■ Task description: Select from the records below every line that has the word "JSON" in it.

■ Data for this task:
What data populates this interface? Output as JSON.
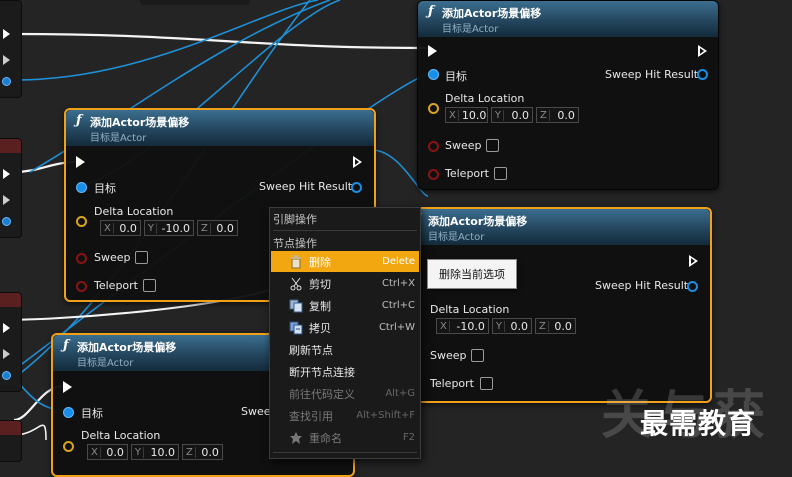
{
  "node_title": "添加Actor场景偏移",
  "node_subtitle": "目标是Actor",
  "labels": {
    "target": "目标",
    "sweep_hit_result": "Sweep Hit Result",
    "delta_location": "Delta Location",
    "sweep": "Sweep",
    "teleport": "Teleport"
  },
  "axes": {
    "x": "X",
    "y": "Y",
    "z": "Z"
  },
  "nodes": [
    {
      "id": "top-right",
      "x_val": "10.0",
      "y_val": "0.0",
      "z_val": "0.0"
    },
    {
      "id": "mid-left",
      "x_val": "0.0",
      "y_val": "-10.0",
      "z_val": "0.0"
    },
    {
      "id": "mid-right",
      "x_val": "-10.0",
      "y_val": "0.0",
      "z_val": "0.0"
    },
    {
      "id": "bottom-left",
      "x_val": "0.0",
      "y_val": "10.0",
      "z_val": "0.0",
      "target_partial": "Swee"
    }
  ],
  "context_menu": {
    "header": "引脚操作",
    "section": "节点操作",
    "items": [
      {
        "label": "删除",
        "shortcut": "Delete",
        "icon": "delete-icon"
      },
      {
        "label": "剪切",
        "shortcut": "Ctrl+X",
        "icon": "cut-icon"
      },
      {
        "label": "复制",
        "shortcut": "Ctrl+C",
        "icon": "copy-icon"
      },
      {
        "label": "拷贝",
        "shortcut": "Ctrl+W",
        "icon": "duplicate-icon"
      },
      {
        "label": "刷新节点",
        "shortcut": ""
      },
      {
        "label": "断开节点连接",
        "shortcut": ""
      },
      {
        "label": "前往代码定义",
        "shortcut": "Alt+G"
      },
      {
        "label": "查找引用",
        "shortcut": "Alt+Shift+F"
      },
      {
        "label": "重命名",
        "shortcut": "F2",
        "icon": "rename-icon"
      }
    ]
  },
  "tooltip": "删除当前选项",
  "watermark": {
    "big": "关与获",
    "brand": "最需教育"
  },
  "colors": {
    "selection": "#f0a11a",
    "highlight": "#f2a711",
    "wire": "#1f8fd6",
    "exec": "#ffffff"
  }
}
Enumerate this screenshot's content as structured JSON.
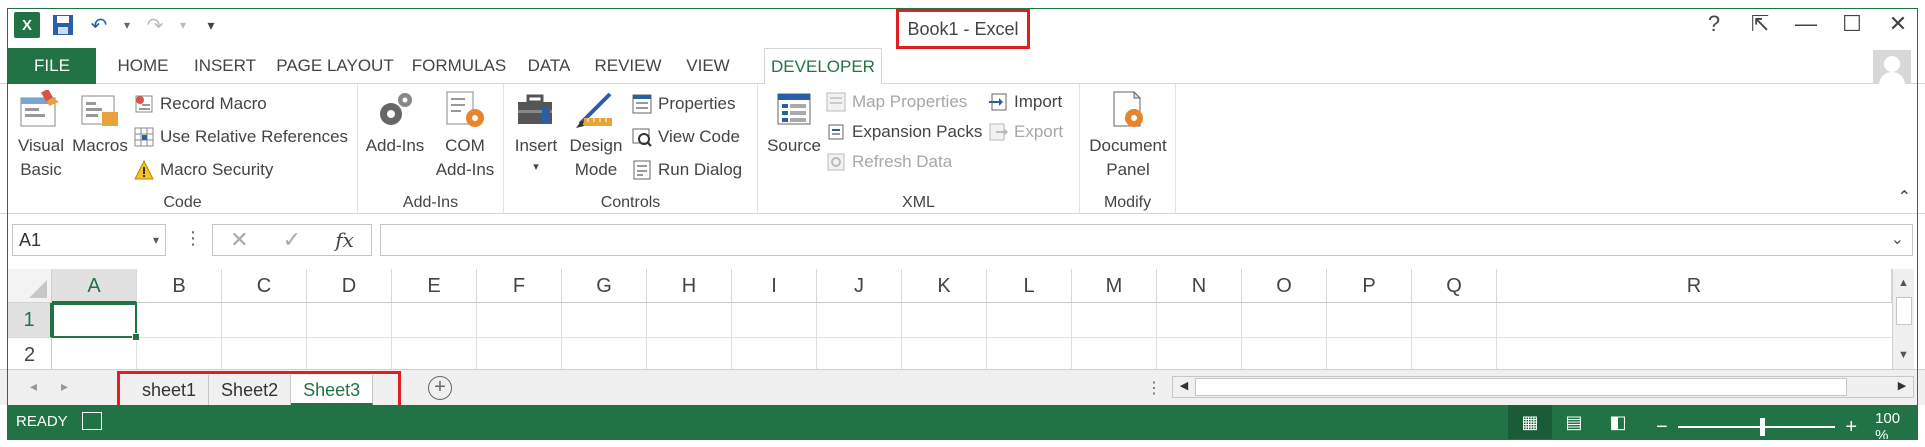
{
  "window": {
    "title": "Book1 - Excel",
    "controls": {
      "help": "?",
      "restore_ribbon": "⇱",
      "minimize": "—",
      "maximize": "☐",
      "close": "✕"
    }
  },
  "qat": {
    "undo_icon": "↶",
    "redo_icon": "↷",
    "customize": "▾",
    "save_icon": "floppy-disk"
  },
  "excel_logo_text": "X",
  "tabs": [
    "FILE",
    "HOME",
    "INSERT",
    "PAGE LAYOUT",
    "FORMULAS",
    "DATA",
    "REVIEW",
    "VIEW",
    "DEVELOPER"
  ],
  "active_tab": "DEVELOPER",
  "ribbon": {
    "code": {
      "label": "Code",
      "visual_basic": [
        "Visual",
        "Basic"
      ],
      "macros": "Macros",
      "record_macro": "Record Macro",
      "relative_refs": "Use Relative References",
      "macro_security": "Macro Security"
    },
    "addins": {
      "label": "Add-Ins",
      "addins": "Add-Ins",
      "com_addins": [
        "COM",
        "Add-Ins"
      ]
    },
    "controls": {
      "label": "Controls",
      "insert": "Insert",
      "design_mode": [
        "Design",
        "Mode"
      ],
      "properties": "Properties",
      "view_code": "View Code",
      "run_dialog": "Run Dialog"
    },
    "xml": {
      "label": "XML",
      "source": "Source",
      "map_properties": "Map Properties",
      "expansion_packs": "Expansion Packs",
      "refresh_data": "Refresh Data",
      "import": "Import",
      "export": "Export"
    },
    "modify": {
      "label": "Modify",
      "document_panel": [
        "Document",
        "Panel"
      ]
    },
    "collapse_icon": "⌃"
  },
  "formula_bar": {
    "name_box": "A1",
    "cancel_icon": "✕",
    "enter_icon": "✓",
    "fx": "fx",
    "formula": ""
  },
  "grid": {
    "columns": [
      "A",
      "B",
      "C",
      "D",
      "E",
      "F",
      "G",
      "H",
      "I",
      "J",
      "K",
      "L",
      "M",
      "N",
      "O",
      "P",
      "Q",
      "R"
    ],
    "rows": [
      "1",
      "2"
    ],
    "selected_column": "A",
    "selected_row": "1"
  },
  "sheets": [
    "sheet1",
    "Sheet2",
    "Sheet3"
  ],
  "active_sheet": "Sheet3",
  "status": {
    "mode": "READY",
    "zoom_minus": "−",
    "zoom_plus": "+",
    "zoom": "100 %"
  },
  "colors": {
    "accent": "#217346",
    "highlight_box": "#e02020"
  }
}
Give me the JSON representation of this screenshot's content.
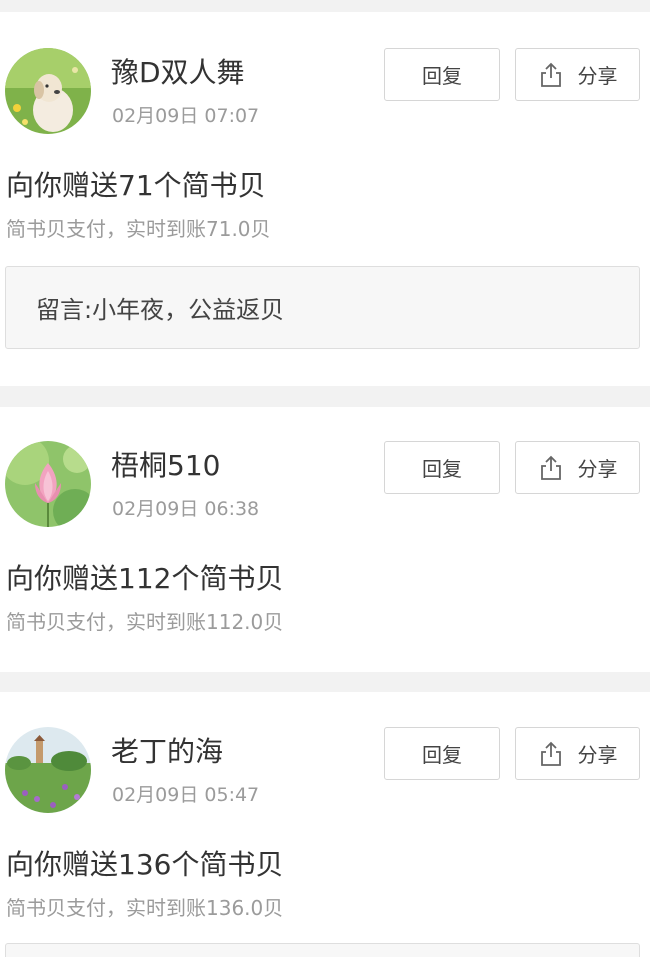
{
  "buttons": {
    "reply_label": "回复",
    "share_label": "分享"
  },
  "icons": {
    "share": "share-icon"
  },
  "colors": {
    "background_gap": "#f2f2f2",
    "secondary_text": "#9b9b9b",
    "border": "#d6d6d6",
    "message_bg": "#f7f7f7"
  },
  "items": [
    {
      "username": "豫D双人舞",
      "time": "02月09日 07:07",
      "title": "向你赠送71个简书贝",
      "subtitle": "简书贝支付，实时到账71.0贝",
      "message": "留言:小年夜，公益返贝",
      "avatar": "puppy-in-flowers"
    },
    {
      "username": "梧桐510",
      "time": "02月09日 06:38",
      "title": "向你赠送112个简书贝",
      "subtitle": "简书贝支付，实时到账112.0贝",
      "avatar": "pink-lotus"
    },
    {
      "username": "老丁的海",
      "time": "02月09日 05:47",
      "title": "向你赠送136个简书贝",
      "subtitle": "简书贝支付，实时到账136.0贝",
      "avatar": "windmill-meadow"
    }
  ]
}
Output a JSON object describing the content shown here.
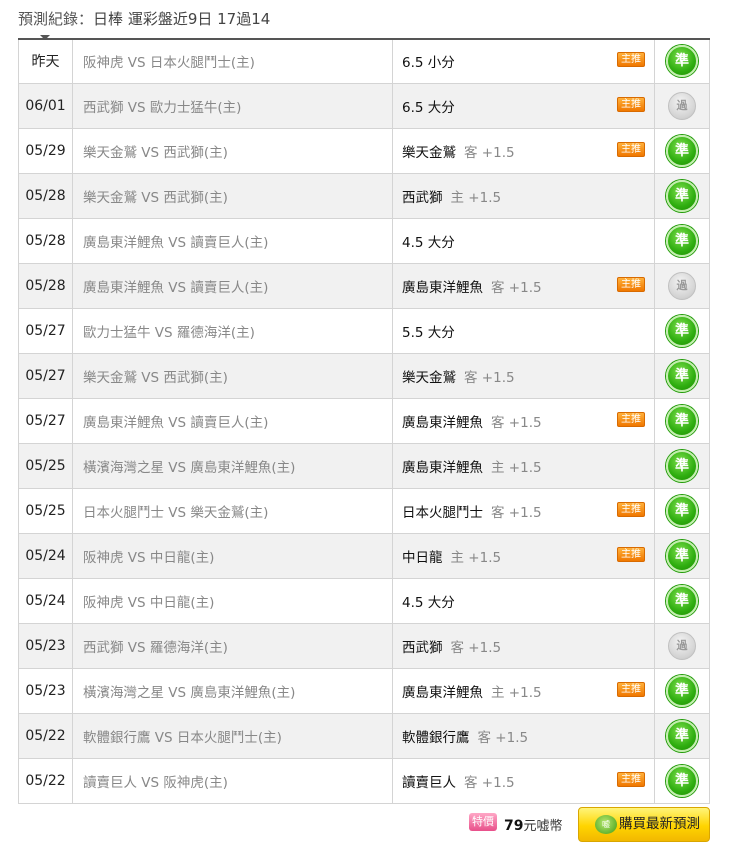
{
  "header": {
    "label": "預測紀錄：",
    "league": "日棒",
    "summary": "運彩盤近9日 17過14"
  },
  "tag_label": "主推",
  "result_labels": {
    "win": "準",
    "pass": "過"
  },
  "rows": [
    {
      "date": "昨天",
      "match": "阪神虎 VS 日本火腿鬥士(主)",
      "pick": "6.5 小分",
      "sub": "",
      "tag": true,
      "result": "win"
    },
    {
      "date": "06/01",
      "match": "西武獅 VS 歐力士猛牛(主)",
      "pick": "6.5 大分",
      "sub": "",
      "tag": true,
      "result": "pass"
    },
    {
      "date": "05/29",
      "match": "樂天金鷲 VS 西武獅(主)",
      "pick": "樂天金鷲",
      "sub": "客 +1.5",
      "tag": true,
      "result": "win"
    },
    {
      "date": "05/28",
      "match": "樂天金鷲 VS 西武獅(主)",
      "pick": "西武獅",
      "sub": "主 +1.5",
      "tag": false,
      "result": "win"
    },
    {
      "date": "05/28",
      "match": "廣島東洋鯉魚 VS 讀賣巨人(主)",
      "pick": "4.5 大分",
      "sub": "",
      "tag": false,
      "result": "win"
    },
    {
      "date": "05/28",
      "match": "廣島東洋鯉魚 VS 讀賣巨人(主)",
      "pick": "廣島東洋鯉魚",
      "sub": "客 +1.5",
      "tag": true,
      "result": "pass"
    },
    {
      "date": "05/27",
      "match": "歐力士猛牛 VS 羅德海洋(主)",
      "pick": "5.5 大分",
      "sub": "",
      "tag": false,
      "result": "win"
    },
    {
      "date": "05/27",
      "match": "樂天金鷲 VS 西武獅(主)",
      "pick": "樂天金鷲",
      "sub": "客 +1.5",
      "tag": false,
      "result": "win"
    },
    {
      "date": "05/27",
      "match": "廣島東洋鯉魚 VS 讀賣巨人(主)",
      "pick": "廣島東洋鯉魚",
      "sub": "客 +1.5",
      "tag": true,
      "result": "win"
    },
    {
      "date": "05/25",
      "match": "橫濱海灣之星 VS 廣島東洋鯉魚(主)",
      "pick": "廣島東洋鯉魚",
      "sub": "主 +1.5",
      "tag": false,
      "result": "win"
    },
    {
      "date": "05/25",
      "match": "日本火腿鬥士 VS 樂天金鷲(主)",
      "pick": "日本火腿鬥士",
      "sub": "客 +1.5",
      "tag": true,
      "result": "win"
    },
    {
      "date": "05/24",
      "match": "阪神虎 VS 中日龍(主)",
      "pick": "中日龍",
      "sub": "主 +1.5",
      "tag": true,
      "result": "win"
    },
    {
      "date": "05/24",
      "match": "阪神虎 VS 中日龍(主)",
      "pick": "4.5 大分",
      "sub": "",
      "tag": false,
      "result": "win"
    },
    {
      "date": "05/23",
      "match": "西武獅 VS 羅德海洋(主)",
      "pick": "西武獅",
      "sub": "客 +1.5",
      "tag": false,
      "result": "pass"
    },
    {
      "date": "05/23",
      "match": "橫濱海灣之星 VS 廣島東洋鯉魚(主)",
      "pick": "廣島東洋鯉魚",
      "sub": "主 +1.5",
      "tag": true,
      "result": "win"
    },
    {
      "date": "05/22",
      "match": "軟體銀行鷹 VS 日本火腿鬥士(主)",
      "pick": "軟體銀行鷹",
      "sub": "客 +1.5",
      "tag": false,
      "result": "win"
    },
    {
      "date": "05/22",
      "match": "讀賣巨人 VS 阪神虎(主)",
      "pick": "讀賣巨人",
      "sub": "客 +1.5",
      "tag": true,
      "result": "win"
    }
  ],
  "footer": {
    "special_label": "特價",
    "price": "79",
    "price_unit": "元嘘幣",
    "buy_label": "購買最新預測",
    "buy_icon_text": "嘘"
  },
  "colors": {
    "win_green": "#2fae10",
    "pass_gray": "#d2d2d2",
    "tag_orange": "#f07800",
    "buy_yellow": "#ffd400",
    "special_pink": "#e8508a"
  }
}
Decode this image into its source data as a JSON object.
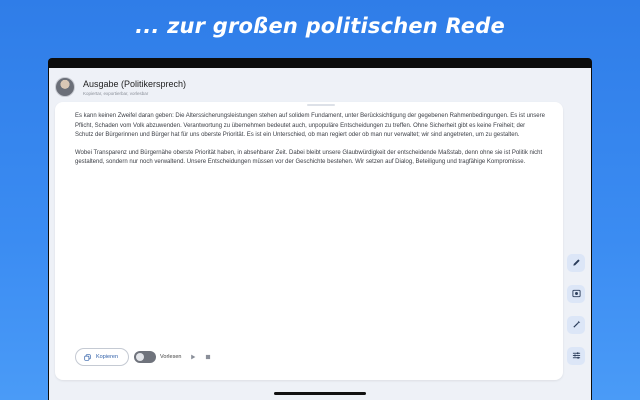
{
  "headline": "... zur großen politischen Rede",
  "header": {
    "title": "Ausgabe (Politikersprech)",
    "subtitle": "Kopiertar, exportierbar, vorlesbar"
  },
  "output": {
    "paragraphs": [
      "Es kann keinen Zweifel daran geben: Die Alterssicherungsleistungen stehen auf solidem Fundament, unter Berücksichtigung der gegebenen Rahmenbedingungen. Es ist unsere Pflicht, Schaden vom Volk abzuwenden. Verantwortung zu übernehmen bedeutet auch, unpopuläre Entscheidungen zu treffen. Ohne Sicherheit gibt es keine Freiheit; der Schutz der Bürgerinnen und Bürger hat für uns oberste Priorität. Es ist ein Unterschied, ob man regiert oder ob man nur verwaltet; wir sind angetreten, um zu gestalten.",
      "Wobei Transparenz und Bürgernähe oberste Priorität haben, in absehbarer Zeit. Dabei bleibt unsere Glaubwürdigkeit der entscheidende Maßstab, denn ohne sie ist Politik nicht gestaltend, sondern nur noch verwaltend. Unsere Entscheidungen müssen vor der Geschichte bestehen. Wir setzen auf Dialog, Beteiligung und tragfähige Kompromisse."
    ]
  },
  "controls": {
    "copy_label": "Kopieren",
    "read_aloud_label": "Vorlesen"
  },
  "icons": {
    "copy": "copy-icon",
    "play": "play-icon",
    "stop": "stop-icon",
    "edit": "pencil-icon",
    "image": "image-icon",
    "magic": "magic-wand-icon",
    "settings": "tune-icon"
  },
  "colors": {
    "background": "#3b8cf2",
    "accent": "#2f5fa8",
    "fab": "#dce6f7"
  }
}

■ Expected answer:
What data populates this interface? Output as JSON.
Enumerate this screenshot's content as structured JSON.
Give me the JSON representation of this screenshot's content.
Output a JSON object describing the content shown here.
Decode this image into its source data as a JSON object.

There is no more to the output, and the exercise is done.